YOUR TASK: Would you please copy each line below that includes the string "title"?

─── AVAILABLE DATA

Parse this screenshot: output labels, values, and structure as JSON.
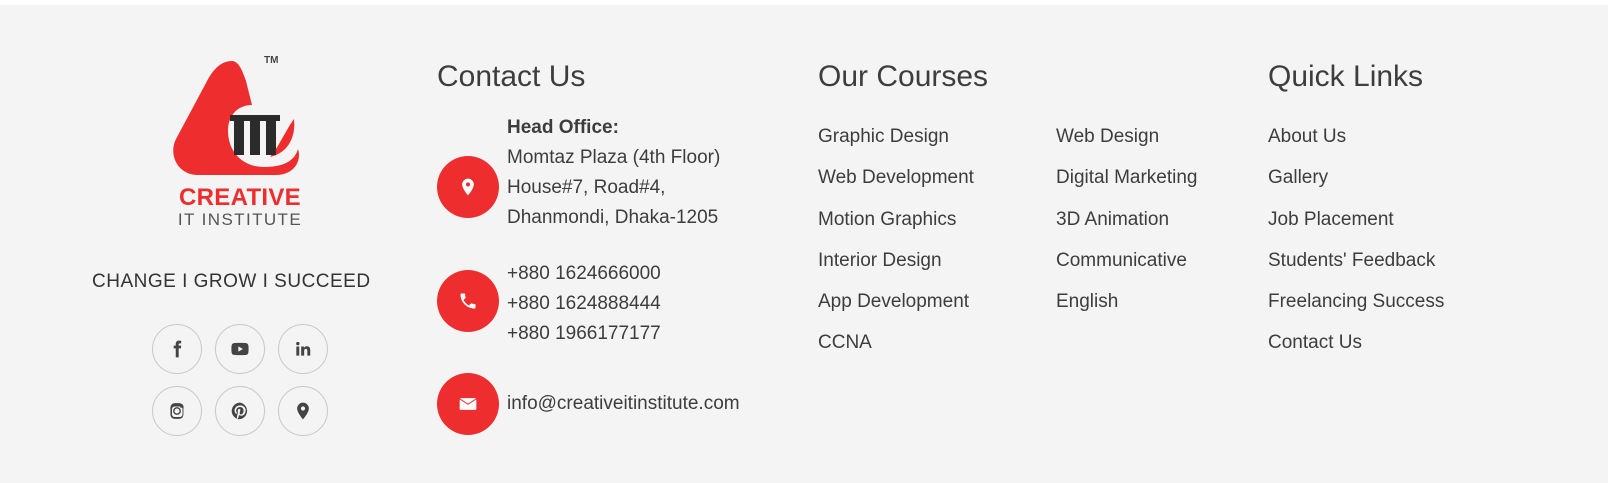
{
  "brand": {
    "name": "CREATIVE",
    "subname": "IT INSTITUTE",
    "trademark": "TM",
    "tagline": "CHANGE I GROW I SUCCEED"
  },
  "social": [
    {
      "name": "facebook",
      "icon": "facebook-icon"
    },
    {
      "name": "youtube",
      "icon": "youtube-icon"
    },
    {
      "name": "linkedin",
      "icon": "linkedin-icon"
    },
    {
      "name": "instagram",
      "icon": "instagram-icon"
    },
    {
      "name": "pinterest",
      "icon": "pinterest-icon"
    },
    {
      "name": "location",
      "icon": "map-pin-icon"
    }
  ],
  "contact": {
    "title": "Contact Us",
    "office_label": "Head Office:",
    "address": [
      "Momtaz Plaza (4th Floor)",
      "House#7, Road#4,",
      "Dhanmondi, Dhaka-1205"
    ],
    "phones": [
      "+880 1624666000",
      "+880 1624888444",
      "+880 1966177177"
    ],
    "email": "info@creativeitinstitute.com"
  },
  "courses": {
    "title": "Our Courses",
    "col1": [
      "Graphic Design",
      "Web Development",
      "Motion Graphics",
      "Interior Design",
      "App Development",
      "CCNA"
    ],
    "col2": [
      "Web Design",
      "Digital Marketing",
      "3D Animation",
      "Communicative",
      "English"
    ]
  },
  "quick_links": {
    "title": "Quick Links",
    "items": [
      "About Us",
      "Gallery",
      "Job Placement",
      "Students' Feedback",
      "Freelancing Success",
      "Contact Us"
    ]
  },
  "colors": {
    "accent": "#ee2e2e",
    "background": "#f4f4f4",
    "text": "#3d3d3d"
  }
}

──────

ANSWER SPACE:
    "title": "Contact Us",
    "title": "Our Courses",
    "title": "Quick Links",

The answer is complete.